Some hiring managers are even getting rid of sales experience as a requirement all together, instead looking for a professional history that delivers the kinds of personal characteristics that a sales team needs, such as people skills, resourcefulness, positivity, proactiveness, organization and creativity. Qualifying candidates without sales experience requires much more legwork and poses a greater risk, but it could pay off by imbuing your team with a fresh perspective and approach.

Look beyond charisma and confidence

Strong salespeople are often characterized by their confident nature and charming, charismatic personalities. And while those are good qualities for any employee working directly with customers, they’re not the only qualities that matter. What’s more important than confidence and charisma? Coachability and resilience.

As many longtime sales managers can attest to, an overly confident sales rep often finds it difficult to accept and implement advice, making them difficult to work with and to position for success. Look for a candidate who expresses an interest in learning and adapting. Coachable salespeople make for better employees and more effective team members.

Resilience is equally important. Rejection is to be expected in sales jobs and reps who consistently react with anger, self-pity or resignation waste time and energy. Set out to discover how a candidate has dealt with challenges and defeat before. The ability to learn from lost sales and quickly rebound is key to sales success.
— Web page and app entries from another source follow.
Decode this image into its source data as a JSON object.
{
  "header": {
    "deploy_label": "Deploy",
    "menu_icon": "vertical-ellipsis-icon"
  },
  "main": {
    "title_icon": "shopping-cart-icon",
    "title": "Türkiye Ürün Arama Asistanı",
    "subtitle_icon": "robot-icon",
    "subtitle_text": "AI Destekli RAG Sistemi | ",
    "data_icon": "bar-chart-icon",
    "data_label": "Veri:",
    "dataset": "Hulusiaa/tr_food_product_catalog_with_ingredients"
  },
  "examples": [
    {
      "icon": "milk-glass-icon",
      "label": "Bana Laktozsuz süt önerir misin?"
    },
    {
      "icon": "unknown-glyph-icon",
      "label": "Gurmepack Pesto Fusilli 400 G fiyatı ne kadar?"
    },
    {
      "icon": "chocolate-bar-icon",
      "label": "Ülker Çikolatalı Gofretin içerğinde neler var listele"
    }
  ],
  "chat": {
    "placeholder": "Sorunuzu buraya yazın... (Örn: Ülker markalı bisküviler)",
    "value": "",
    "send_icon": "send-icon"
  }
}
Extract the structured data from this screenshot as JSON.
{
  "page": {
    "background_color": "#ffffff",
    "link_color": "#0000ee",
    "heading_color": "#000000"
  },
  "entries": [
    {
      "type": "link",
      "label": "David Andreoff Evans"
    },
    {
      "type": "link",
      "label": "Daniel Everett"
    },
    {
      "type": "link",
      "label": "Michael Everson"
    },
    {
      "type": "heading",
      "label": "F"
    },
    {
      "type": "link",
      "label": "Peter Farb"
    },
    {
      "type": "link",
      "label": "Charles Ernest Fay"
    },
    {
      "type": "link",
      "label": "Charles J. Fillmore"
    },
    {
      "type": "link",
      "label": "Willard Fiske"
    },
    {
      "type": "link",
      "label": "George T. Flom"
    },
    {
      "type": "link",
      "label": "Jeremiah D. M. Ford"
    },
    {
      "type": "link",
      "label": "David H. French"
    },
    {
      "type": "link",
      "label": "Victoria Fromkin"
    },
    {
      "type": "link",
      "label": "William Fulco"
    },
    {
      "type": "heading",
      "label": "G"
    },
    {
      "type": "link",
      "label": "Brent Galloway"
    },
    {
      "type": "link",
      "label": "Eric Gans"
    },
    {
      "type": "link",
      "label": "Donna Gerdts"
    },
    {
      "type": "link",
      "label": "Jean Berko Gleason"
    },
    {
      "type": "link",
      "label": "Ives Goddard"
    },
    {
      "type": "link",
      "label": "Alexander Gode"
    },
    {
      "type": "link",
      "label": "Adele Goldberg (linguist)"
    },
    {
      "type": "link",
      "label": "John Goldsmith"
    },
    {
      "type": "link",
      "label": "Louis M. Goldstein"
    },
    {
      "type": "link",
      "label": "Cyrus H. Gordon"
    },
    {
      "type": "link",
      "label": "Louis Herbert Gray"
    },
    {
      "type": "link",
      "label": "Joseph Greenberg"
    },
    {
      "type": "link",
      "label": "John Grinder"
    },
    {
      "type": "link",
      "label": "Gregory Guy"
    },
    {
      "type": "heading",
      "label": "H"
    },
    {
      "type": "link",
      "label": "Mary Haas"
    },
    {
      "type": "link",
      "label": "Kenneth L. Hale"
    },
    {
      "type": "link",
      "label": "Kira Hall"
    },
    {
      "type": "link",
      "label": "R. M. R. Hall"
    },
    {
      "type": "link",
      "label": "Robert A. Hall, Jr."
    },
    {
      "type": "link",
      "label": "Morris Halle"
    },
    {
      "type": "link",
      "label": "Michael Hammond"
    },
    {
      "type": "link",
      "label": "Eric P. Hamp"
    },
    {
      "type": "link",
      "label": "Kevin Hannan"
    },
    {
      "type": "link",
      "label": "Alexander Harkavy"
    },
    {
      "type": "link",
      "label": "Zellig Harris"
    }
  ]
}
Ask these five questions

You don’t have to get rid of the sales rep-customer role play (“Sell me something”) but do consider asking these questions in your next interview with a prospective hire:

How do you research prospects and what information do you look for?

Why: to find out how resourceful your candidate is, and how they use research to tailor their sales approach.

When do you declare a deal lost? What do you do with lost deals?

Why: to get a sense of how persistent the candidate is, and if and how they analyze lost deals.

What tools, apps and platforms do you utilize in your sales career?

Why: to discover how digitally engaged an interviewee is, and how they’re making use of social media and other tools to help them sell.

Would you ever turn a prospect down, or walk away first?

Why: to make sure your candidate knows the value of walking away from a prospective client who won’t truly benefit from their product or service, or whose business isn’t the best fit for the organization.

What’s your own secret recipe for successful selling?

Why: to get an explanation of what personal or unique tactics an interviewee has come to rely on in their career.